BEGIN Input material

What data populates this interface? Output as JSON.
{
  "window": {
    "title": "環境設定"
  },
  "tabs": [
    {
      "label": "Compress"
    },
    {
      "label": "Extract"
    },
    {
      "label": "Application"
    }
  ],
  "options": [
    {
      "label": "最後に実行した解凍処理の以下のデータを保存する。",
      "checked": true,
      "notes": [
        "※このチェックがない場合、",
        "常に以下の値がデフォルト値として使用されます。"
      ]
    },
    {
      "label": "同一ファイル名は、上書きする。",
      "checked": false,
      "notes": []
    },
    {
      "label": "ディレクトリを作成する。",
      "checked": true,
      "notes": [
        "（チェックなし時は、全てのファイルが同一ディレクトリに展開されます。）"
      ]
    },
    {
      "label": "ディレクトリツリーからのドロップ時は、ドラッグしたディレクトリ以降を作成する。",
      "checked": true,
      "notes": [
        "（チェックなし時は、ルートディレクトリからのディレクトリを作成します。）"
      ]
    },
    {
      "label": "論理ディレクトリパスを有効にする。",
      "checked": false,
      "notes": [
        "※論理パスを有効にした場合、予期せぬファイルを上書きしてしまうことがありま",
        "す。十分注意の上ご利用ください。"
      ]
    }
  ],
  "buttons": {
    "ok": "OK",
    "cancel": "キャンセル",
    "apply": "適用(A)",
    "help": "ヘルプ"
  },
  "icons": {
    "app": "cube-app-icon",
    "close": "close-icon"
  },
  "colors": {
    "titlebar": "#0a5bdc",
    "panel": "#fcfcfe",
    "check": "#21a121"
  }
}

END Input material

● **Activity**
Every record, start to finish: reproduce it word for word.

● **Task output**
What data populates this interface? Output as JSON.
{
  "window": {
    "title": "環境設定"
  },
  "tabs": [
    {
      "label": "Compress"
    },
    {
      "label": "Extract"
    },
    {
      "label": "Application"
    }
  ],
  "options": [
    {
      "label": "最後に実行した解凍処理の以下のデータを保存する。",
      "checked": true,
      "notes": [
        "※このチェックがない場合、",
        "常に以下の値がデフォルト値として使用されます。"
      ]
    },
    {
      "label": "同一ファイル名は、上書きする。",
      "checked": false,
      "notes": []
    },
    {
      "label": "ディレクトリを作成する。",
      "checked": true,
      "notes": [
        "（チェックなし時は、全てのファイルが同一ディレクトリに展開されます。）"
      ]
    },
    {
      "label": "ディレクトリツリーからのドロップ時は、ドラッグしたディレクトリ以降を作成する。",
      "checked": true,
      "notes": [
        "（チェックなし時は、ルートディレクトリからのディレクトリを作成します。）"
      ]
    },
    {
      "label": "論理ディレクトリパスを有効にする。",
      "checked": false,
      "notes": [
        "※論理パスを有効にした場合、予期せぬファイルを上書きしてしまうことがありま",
        "す。十分注意の上ご利用ください。"
      ]
    }
  ],
  "buttons": {
    "ok": "OK",
    "cancel": "キャンセル",
    "apply": "適用(A)",
    "help": "ヘルプ"
  },
  "icons": {
    "app": "cube-app-icon",
    "close": "close-icon"
  },
  "colors": {
    "titlebar": "#0a5bdc",
    "panel": "#fcfcfe",
    "check": "#21a121"
  }
}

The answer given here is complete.